Much of the public and social media commentary lately concerns Trump’s character. Especially after recent speeches and the ABC interview, two repetitive themes keep coming up in describing his personality and leadership style: authoritarianism and narcissism.
When using such labels it is critical for the public to have an accurate understanding of these characteristics. Only then can we answer whether both of these traits can be present at the same time. And, more importantly, only with such understanding can we assess the vital question, from my viewpoint, whether or how we can best respond to someone of both character structures.
Let us begin with authoritarianism, a phrase that gets tossed around often in lay public, social media, and news coverage without a complete and accurate understanding. An evidence-based definition of authoritarianism at a minimum has three facets to it:
(1) absolutist and directive thinking
(2) grounded in either or both a preference to maintain current power structure (be it social, economic, or political) or unquestioning deference to authority which…
(3) yields a certain level of (what I will gently call) a lack of consideration of “non-traditional” minority (be they ethnic, religious, economic, sexuality or otherwise) perspectives.
Take that in for a minute. The authoritarian personality is complex. For the interested reader, see here for more on the background of authoritarianism. The science demonstrates that this personality structure, likely not much of a surprise, underlies issues such as social hate and stigma, political oppression, and other civil rights issues, often in the name of (read: misuse of) religious or legal ideology.
How to respond to the authoritarian? The language this personality type typically understands is strength, assertiveness, and unfortunately, violence. Passive approaches such as civil disobedience like the recent Women’s March on DC, tend to be walked over. And no, you cannot ignore this personality type either. So, the answer to responding to the authoritarian personality is seemingly easy: act with equal disregard for rules of decorum and decency.
Notice I said seemingly easy. Two problems. First — and luckily — most people have some level of a moral compass that will not allow them to stoop to such levels. Second, there exists a certain potential paradox: narcissism. Pathological narcissists – those well beyond simple arrogance or over confidence – do not care how you respond to them. This type of narcissist, according the medical and psychological perspectives, is defined by extreme sense of self-importance, obsession about brilliance and success, lack of empathy, egotism, and resentment (see here for more detail). They repeatedly, almost desperately, show you their accomplishments and demand your deference and respect. In the face of not doing so, they may stoop to insults or more over-the-top efforts to brag. The narcissistic personality structure underlies issues such as violence proneness (say for example, sexual assault), impulsivity, and yet a striking sense of self-awareness.
What is potentially more concerning from the standpoints of safety and predictability, is the fragile narcissistic subtype, defined by enviousness, competitiveness, and excessive reactions to perceived slights (for instance, silencing dissenting popular or fact-based opinions). Only speculation, one example of a perceived slight that may be the pivotal turning point toward our current leadership came in 2011 when President Obama publicly joked about our new President at the White House correspondents’ dinner. Such a perceived slight could have been the straw that broke the camel’s back in his intention to run for president.

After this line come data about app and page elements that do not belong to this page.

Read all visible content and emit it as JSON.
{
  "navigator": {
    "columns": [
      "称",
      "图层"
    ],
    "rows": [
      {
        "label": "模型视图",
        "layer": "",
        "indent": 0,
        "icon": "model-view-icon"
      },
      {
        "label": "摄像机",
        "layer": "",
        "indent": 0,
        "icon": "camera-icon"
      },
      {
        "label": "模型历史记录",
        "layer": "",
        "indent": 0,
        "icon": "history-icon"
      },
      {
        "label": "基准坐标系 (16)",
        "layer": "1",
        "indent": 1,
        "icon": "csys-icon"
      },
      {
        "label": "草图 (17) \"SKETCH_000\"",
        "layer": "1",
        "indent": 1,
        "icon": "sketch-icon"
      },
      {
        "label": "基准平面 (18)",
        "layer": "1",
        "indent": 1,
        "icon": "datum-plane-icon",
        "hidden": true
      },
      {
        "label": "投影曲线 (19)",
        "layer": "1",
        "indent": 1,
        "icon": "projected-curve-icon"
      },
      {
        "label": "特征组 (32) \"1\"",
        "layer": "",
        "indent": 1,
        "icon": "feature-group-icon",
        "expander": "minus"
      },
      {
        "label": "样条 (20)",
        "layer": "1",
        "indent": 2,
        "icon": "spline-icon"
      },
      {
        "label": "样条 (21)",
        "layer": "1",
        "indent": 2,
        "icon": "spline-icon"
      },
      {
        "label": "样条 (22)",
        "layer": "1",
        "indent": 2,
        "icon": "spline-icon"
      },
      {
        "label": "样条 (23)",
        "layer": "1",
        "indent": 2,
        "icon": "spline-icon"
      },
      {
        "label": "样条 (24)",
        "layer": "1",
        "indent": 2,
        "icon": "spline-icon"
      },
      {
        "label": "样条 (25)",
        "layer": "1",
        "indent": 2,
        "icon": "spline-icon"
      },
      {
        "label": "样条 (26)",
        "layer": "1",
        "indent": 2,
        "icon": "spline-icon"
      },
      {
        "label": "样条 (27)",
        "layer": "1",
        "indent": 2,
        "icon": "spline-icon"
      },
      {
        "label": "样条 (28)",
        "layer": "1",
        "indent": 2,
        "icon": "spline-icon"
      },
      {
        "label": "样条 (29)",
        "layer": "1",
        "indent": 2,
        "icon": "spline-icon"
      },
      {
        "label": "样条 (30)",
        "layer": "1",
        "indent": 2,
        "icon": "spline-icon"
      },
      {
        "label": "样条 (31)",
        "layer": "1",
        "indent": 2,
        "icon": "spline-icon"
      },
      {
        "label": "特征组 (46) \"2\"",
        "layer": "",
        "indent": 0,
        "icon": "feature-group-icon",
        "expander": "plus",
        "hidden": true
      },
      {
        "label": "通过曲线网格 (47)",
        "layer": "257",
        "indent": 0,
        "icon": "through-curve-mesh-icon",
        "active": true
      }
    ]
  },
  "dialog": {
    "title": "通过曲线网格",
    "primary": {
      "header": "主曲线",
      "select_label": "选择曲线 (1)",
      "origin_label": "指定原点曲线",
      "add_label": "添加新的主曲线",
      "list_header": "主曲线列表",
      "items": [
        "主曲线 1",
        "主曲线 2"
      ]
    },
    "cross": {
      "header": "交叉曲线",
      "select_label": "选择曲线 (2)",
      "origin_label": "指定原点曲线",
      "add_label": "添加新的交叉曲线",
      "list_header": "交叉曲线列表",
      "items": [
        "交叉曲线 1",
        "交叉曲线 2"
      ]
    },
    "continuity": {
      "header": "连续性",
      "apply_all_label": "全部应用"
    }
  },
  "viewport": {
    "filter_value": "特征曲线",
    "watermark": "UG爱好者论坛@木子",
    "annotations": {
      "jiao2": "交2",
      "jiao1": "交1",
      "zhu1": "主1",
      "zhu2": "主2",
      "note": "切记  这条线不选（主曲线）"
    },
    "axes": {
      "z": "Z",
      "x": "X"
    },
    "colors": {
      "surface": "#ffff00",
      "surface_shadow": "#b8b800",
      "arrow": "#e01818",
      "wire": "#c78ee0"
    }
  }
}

What can be done in response to this type of narcissism? In day-to-day life, valuable advice for dealing with personalities like narcissism has been offered. In a great read called Dealing with the Crazy Makers in Your Life: Setting Boundaries on Unhealthy Relationships, Dr. David Hawkins offers very clear advice: set boundaries. Walk away. In gambling terms, the only winning hand playing with pathological narcissism is not to play at all.
Unfortunately, if all of the public commentary is accurate, and this personality is our leader, the option not to play is out of the question.
Where does this leave us? In a paradox. If both personality types do presently occupy our leadership, it leaves us with the need to respond to two very identifiable and related, yet distinct, personality styles. This is, in American political history, uncharted territory. And while I value being solution-focused, I honestly have no idea how to effectively respond.
This is where we are. And we are in this together to figure out how to respond.